:: Dataset extract ::
• • • • •

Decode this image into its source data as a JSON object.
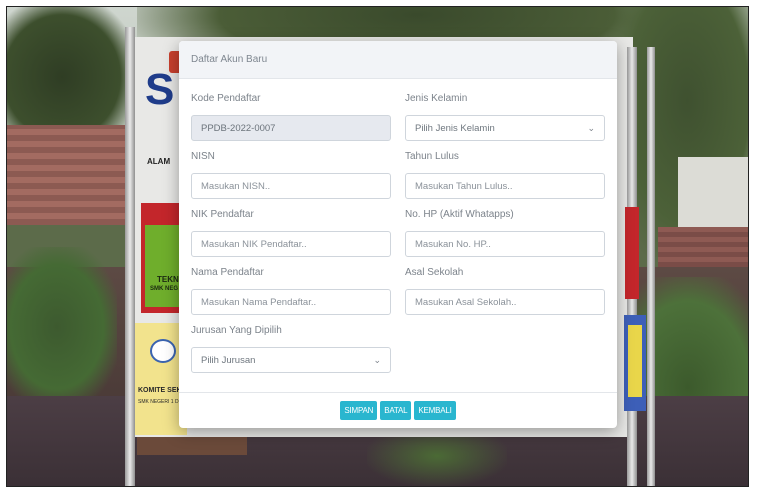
{
  "modal": {
    "title": "Daftar Akun Baru",
    "fields": {
      "kode_pendaftar": {
        "label": "Kode Pendaftar",
        "value": "PPDB-2022-0007"
      },
      "jenis_kelamin": {
        "label": "Jenis Kelamin",
        "selected": "Pilih Jenis Kelamin"
      },
      "nisn": {
        "label": "NISN",
        "placeholder": "Masukan NISN.."
      },
      "tahun_lulus": {
        "label": "Tahun Lulus",
        "placeholder": "Masukan Tahun Lulus.."
      },
      "nik_pendaftar": {
        "label": "NIK Pendaftar",
        "placeholder": "Masukan NIK Pendaftar.."
      },
      "no_hp": {
        "label": "No. HP (Aktif Whatapps)",
        "placeholder": "Masukan No. HP.."
      },
      "nama_pendaftar": {
        "label": "Nama Pendaftar",
        "placeholder": "Masukan Nama Pendaftar.."
      },
      "asal_sekolah": {
        "label": "Asal Sekolah",
        "placeholder": "Masukan Asal Sekolah.."
      },
      "jurusan": {
        "label": "Jurusan Yang Dipilih",
        "selected": "Pilih Jurusan"
      }
    },
    "buttons": {
      "simpan": "SIMPAN",
      "batal": "BATAL",
      "kembali": "KEMBALI"
    },
    "accent_color": "#29b6cf"
  },
  "background": {
    "sign_letter": "S",
    "sign_alamat": "ALAM",
    "sign_tekn": "TEKN",
    "sign_smk": "SMK NEG",
    "sign_komite": "KOMITE SEK",
    "sign_komite_sub": "SMK NEGERI 1 DUR"
  }
}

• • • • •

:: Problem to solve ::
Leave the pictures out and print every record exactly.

:: Solution ::
Decode this image into its source data as a JSON object.
{
  "modal": {
    "title": "Daftar Akun Baru",
    "fields": {
      "kode_pendaftar": {
        "label": "Kode Pendaftar",
        "value": "PPDB-2022-0007"
      },
      "jenis_kelamin": {
        "label": "Jenis Kelamin",
        "selected": "Pilih Jenis Kelamin"
      },
      "nisn": {
        "label": "NISN",
        "placeholder": "Masukan NISN.."
      },
      "tahun_lulus": {
        "label": "Tahun Lulus",
        "placeholder": "Masukan Tahun Lulus.."
      },
      "nik_pendaftar": {
        "label": "NIK Pendaftar",
        "placeholder": "Masukan NIK Pendaftar.."
      },
      "no_hp": {
        "label": "No. HP (Aktif Whatapps)",
        "placeholder": "Masukan No. HP.."
      },
      "nama_pendaftar": {
        "label": "Nama Pendaftar",
        "placeholder": "Masukan Nama Pendaftar.."
      },
      "asal_sekolah": {
        "label": "Asal Sekolah",
        "placeholder": "Masukan Asal Sekolah.."
      },
      "jurusan": {
        "label": "Jurusan Yang Dipilih",
        "selected": "Pilih Jurusan"
      }
    },
    "buttons": {
      "simpan": "SIMPAN",
      "batal": "BATAL",
      "kembali": "KEMBALI"
    },
    "accent_color": "#29b6cf"
  },
  "background": {
    "sign_letter": "S",
    "sign_alamat": "ALAM",
    "sign_tekn": "TEKN",
    "sign_smk": "SMK NEG",
    "sign_komite": "KOMITE SEK",
    "sign_komite_sub": "SMK NEGERI 1 DUR"
  }
}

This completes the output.